[Excerpts from an interface dataset]

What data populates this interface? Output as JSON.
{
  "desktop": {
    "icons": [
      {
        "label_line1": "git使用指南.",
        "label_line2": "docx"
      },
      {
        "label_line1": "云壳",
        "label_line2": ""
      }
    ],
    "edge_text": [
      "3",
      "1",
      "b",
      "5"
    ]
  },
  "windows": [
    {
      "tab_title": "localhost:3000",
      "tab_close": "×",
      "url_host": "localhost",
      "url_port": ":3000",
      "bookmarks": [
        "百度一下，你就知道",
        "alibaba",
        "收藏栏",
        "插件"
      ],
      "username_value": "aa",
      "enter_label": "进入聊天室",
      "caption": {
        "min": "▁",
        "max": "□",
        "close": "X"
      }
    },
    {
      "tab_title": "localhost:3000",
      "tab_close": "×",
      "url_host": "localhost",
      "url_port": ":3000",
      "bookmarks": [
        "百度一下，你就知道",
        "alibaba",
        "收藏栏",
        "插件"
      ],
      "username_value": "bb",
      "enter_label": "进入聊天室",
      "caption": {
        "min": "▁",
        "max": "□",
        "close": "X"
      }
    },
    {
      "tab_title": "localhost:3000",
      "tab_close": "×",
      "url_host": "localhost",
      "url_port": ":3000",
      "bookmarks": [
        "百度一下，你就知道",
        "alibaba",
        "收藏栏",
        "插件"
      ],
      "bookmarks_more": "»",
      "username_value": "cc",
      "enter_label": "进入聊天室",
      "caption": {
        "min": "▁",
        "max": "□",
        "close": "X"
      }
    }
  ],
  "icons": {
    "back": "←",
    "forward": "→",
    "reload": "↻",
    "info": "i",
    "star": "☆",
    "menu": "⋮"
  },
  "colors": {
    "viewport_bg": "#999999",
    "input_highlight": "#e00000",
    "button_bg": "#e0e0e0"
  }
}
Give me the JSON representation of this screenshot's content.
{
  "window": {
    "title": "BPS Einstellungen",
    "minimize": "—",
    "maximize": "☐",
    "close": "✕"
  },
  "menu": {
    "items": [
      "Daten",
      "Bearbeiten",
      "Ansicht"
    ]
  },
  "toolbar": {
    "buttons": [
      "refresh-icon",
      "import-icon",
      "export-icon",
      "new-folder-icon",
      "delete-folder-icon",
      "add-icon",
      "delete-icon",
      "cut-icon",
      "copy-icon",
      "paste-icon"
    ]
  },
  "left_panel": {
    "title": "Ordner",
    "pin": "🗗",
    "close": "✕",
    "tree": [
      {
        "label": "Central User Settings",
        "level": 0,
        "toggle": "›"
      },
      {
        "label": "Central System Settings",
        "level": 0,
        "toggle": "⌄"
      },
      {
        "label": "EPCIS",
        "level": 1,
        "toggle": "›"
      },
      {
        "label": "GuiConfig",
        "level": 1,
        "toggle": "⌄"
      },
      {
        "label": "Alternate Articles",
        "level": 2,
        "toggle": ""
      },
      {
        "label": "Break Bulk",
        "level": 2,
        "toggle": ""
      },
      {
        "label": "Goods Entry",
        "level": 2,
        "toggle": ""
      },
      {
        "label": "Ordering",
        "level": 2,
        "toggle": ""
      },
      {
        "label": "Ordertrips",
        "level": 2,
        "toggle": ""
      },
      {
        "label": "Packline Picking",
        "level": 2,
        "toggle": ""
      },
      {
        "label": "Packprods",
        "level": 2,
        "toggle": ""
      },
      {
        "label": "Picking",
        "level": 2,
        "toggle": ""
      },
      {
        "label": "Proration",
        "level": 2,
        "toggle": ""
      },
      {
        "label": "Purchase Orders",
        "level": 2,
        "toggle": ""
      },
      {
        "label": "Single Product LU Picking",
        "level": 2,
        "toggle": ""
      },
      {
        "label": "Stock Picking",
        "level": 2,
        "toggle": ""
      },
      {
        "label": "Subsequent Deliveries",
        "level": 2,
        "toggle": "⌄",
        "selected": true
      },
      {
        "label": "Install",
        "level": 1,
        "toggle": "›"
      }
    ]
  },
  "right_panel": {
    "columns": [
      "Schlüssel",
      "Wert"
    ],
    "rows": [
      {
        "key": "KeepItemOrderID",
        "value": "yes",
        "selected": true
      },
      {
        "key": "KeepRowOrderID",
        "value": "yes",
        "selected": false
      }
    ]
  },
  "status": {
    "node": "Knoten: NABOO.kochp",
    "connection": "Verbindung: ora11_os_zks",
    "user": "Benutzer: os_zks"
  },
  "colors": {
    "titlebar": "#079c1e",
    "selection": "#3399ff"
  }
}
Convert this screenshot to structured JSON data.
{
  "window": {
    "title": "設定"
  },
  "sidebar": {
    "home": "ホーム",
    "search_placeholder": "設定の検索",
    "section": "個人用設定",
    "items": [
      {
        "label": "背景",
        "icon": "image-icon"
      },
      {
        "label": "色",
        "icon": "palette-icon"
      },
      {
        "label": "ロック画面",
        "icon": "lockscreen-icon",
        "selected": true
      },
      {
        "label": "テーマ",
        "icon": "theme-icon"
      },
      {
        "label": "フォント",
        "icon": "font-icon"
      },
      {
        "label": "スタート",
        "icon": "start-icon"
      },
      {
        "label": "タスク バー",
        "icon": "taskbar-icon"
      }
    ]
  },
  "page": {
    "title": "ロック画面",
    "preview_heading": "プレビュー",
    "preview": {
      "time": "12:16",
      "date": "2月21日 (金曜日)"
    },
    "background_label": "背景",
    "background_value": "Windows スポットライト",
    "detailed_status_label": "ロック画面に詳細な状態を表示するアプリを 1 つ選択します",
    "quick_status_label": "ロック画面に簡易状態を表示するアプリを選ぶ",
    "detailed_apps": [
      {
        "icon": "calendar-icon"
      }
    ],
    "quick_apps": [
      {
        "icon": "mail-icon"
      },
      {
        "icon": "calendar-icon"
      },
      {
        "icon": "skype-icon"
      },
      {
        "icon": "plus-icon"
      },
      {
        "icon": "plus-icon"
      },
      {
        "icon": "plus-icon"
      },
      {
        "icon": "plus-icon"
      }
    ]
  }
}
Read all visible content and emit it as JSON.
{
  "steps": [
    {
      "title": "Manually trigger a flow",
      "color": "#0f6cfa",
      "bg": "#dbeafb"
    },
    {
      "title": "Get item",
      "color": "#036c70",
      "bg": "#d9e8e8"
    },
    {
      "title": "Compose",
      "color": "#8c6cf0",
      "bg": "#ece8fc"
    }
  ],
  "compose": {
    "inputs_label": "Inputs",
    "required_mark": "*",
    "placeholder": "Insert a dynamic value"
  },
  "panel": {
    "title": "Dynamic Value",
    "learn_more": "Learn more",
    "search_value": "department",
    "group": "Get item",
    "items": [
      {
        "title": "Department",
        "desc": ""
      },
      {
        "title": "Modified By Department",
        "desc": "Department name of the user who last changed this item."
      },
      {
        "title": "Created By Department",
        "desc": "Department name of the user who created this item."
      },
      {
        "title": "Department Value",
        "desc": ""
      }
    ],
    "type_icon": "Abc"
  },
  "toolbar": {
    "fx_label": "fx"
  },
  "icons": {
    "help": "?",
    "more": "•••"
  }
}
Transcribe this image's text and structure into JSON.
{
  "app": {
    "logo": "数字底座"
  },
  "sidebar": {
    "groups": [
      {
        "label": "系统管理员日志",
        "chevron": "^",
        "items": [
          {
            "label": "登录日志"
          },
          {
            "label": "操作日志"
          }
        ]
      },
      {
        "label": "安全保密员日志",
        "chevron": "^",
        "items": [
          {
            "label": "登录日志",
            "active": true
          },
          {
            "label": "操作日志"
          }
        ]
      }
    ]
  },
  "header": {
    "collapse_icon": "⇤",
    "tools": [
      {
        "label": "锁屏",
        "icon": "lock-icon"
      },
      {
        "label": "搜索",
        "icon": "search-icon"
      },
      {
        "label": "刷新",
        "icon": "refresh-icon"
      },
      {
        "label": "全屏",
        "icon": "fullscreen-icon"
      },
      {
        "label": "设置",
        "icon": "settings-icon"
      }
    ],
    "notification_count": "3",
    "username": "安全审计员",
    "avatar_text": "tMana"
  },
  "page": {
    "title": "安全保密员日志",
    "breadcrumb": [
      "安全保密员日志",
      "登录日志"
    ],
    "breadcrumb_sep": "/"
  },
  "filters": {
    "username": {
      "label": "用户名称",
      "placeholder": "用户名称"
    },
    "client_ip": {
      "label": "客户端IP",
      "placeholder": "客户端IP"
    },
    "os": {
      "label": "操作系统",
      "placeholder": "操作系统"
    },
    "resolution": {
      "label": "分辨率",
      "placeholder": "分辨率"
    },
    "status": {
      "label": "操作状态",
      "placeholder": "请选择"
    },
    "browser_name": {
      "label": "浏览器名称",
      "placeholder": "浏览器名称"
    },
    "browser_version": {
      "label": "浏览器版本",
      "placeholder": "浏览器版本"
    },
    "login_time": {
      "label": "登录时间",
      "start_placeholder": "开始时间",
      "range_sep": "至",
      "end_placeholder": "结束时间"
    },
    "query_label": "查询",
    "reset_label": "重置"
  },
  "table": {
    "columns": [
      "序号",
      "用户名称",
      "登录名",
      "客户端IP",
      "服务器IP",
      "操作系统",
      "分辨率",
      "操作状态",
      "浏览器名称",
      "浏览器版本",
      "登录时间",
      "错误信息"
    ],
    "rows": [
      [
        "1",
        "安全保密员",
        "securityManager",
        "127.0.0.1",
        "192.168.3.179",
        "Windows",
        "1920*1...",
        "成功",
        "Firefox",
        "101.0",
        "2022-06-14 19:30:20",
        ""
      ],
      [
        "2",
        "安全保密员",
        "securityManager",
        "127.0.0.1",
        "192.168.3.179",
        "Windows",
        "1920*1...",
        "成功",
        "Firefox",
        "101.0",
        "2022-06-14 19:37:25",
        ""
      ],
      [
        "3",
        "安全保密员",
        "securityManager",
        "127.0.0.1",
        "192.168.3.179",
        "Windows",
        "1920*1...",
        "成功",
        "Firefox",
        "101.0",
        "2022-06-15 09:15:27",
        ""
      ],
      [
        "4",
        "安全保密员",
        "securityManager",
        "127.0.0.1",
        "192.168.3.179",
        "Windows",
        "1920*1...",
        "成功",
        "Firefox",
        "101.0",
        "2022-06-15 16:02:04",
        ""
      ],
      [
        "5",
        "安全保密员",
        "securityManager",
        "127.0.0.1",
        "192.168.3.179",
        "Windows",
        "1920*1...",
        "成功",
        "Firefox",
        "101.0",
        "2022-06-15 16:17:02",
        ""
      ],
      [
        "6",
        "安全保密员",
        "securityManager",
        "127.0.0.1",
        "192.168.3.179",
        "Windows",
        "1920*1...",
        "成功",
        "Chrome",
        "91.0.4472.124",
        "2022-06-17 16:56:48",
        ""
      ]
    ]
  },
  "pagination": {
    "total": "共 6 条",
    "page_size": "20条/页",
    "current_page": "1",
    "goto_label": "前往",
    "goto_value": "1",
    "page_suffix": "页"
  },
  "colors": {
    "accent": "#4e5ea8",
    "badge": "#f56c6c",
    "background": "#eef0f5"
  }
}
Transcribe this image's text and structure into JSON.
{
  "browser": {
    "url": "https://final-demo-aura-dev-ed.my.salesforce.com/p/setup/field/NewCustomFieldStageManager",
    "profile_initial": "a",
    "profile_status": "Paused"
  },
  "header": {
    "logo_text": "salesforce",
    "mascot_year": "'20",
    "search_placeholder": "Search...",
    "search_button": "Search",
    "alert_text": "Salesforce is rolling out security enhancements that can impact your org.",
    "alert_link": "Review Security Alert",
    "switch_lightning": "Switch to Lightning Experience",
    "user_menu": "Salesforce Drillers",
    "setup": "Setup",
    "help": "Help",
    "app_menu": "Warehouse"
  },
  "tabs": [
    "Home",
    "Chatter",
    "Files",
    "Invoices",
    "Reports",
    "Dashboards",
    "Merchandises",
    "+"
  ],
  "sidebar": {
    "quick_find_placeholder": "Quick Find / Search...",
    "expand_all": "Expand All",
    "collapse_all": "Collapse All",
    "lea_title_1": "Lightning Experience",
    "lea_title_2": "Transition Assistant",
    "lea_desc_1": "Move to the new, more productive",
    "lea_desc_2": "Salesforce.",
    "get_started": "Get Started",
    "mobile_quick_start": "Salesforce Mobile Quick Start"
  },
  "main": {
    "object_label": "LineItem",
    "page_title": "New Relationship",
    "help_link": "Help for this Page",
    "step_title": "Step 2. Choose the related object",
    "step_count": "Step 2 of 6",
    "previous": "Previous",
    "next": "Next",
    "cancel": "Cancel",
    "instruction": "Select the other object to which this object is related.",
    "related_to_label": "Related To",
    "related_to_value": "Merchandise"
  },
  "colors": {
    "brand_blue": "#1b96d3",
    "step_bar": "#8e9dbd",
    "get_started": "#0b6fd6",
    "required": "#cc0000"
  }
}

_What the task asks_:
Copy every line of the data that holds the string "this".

_Reply_:
What data populates this interface? Output as JSON.
Give me the JSON representation of this screenshot's content.
Convert this screenshot to structured JSON data.
        "desc": "Department name of the user who last changed this item."
        "desc": "Department name of the user who created this item."
Transcribe this image's text and structure into JSON.
Transcribe this image's text and structure into JSON.
    "help_link": "Help for this Page",
    "instruction": "Select the other object to which this object is related.",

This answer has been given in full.